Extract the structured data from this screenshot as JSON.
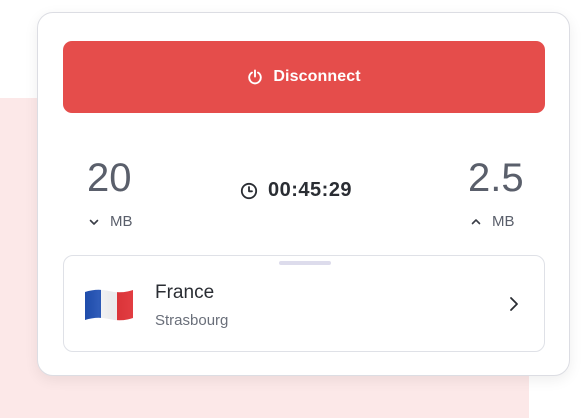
{
  "disconnect": {
    "label": "Disconnect",
    "icon": "power-icon",
    "color": "#e54d4b"
  },
  "stats": {
    "download": {
      "value": "20",
      "unit": "MB",
      "icon": "chevron-down-icon"
    },
    "upload": {
      "value": "2.5",
      "unit": "MB",
      "icon": "chevron-up-icon"
    }
  },
  "timer": {
    "value": "00:45:29",
    "icon": "clock-icon"
  },
  "location": {
    "country": "France",
    "city": "Strasbourg",
    "flag": "france-flag",
    "icon": "chevron-right-icon"
  },
  "colors": {
    "accent": "#e54d4b",
    "background_tint": "#fce8e8"
  }
}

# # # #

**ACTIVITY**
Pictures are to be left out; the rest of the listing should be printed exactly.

**THE COMPLETED TASK**
Extract the structured data from this screenshot as JSON.
{
  "disconnect": {
    "label": "Disconnect",
    "icon": "power-icon",
    "color": "#e54d4b"
  },
  "stats": {
    "download": {
      "value": "20",
      "unit": "MB",
      "icon": "chevron-down-icon"
    },
    "upload": {
      "value": "2.5",
      "unit": "MB",
      "icon": "chevron-up-icon"
    }
  },
  "timer": {
    "value": "00:45:29",
    "icon": "clock-icon"
  },
  "location": {
    "country": "France",
    "city": "Strasbourg",
    "flag": "france-flag",
    "icon": "chevron-right-icon"
  },
  "colors": {
    "accent": "#e54d4b",
    "background_tint": "#fce8e8"
  }
}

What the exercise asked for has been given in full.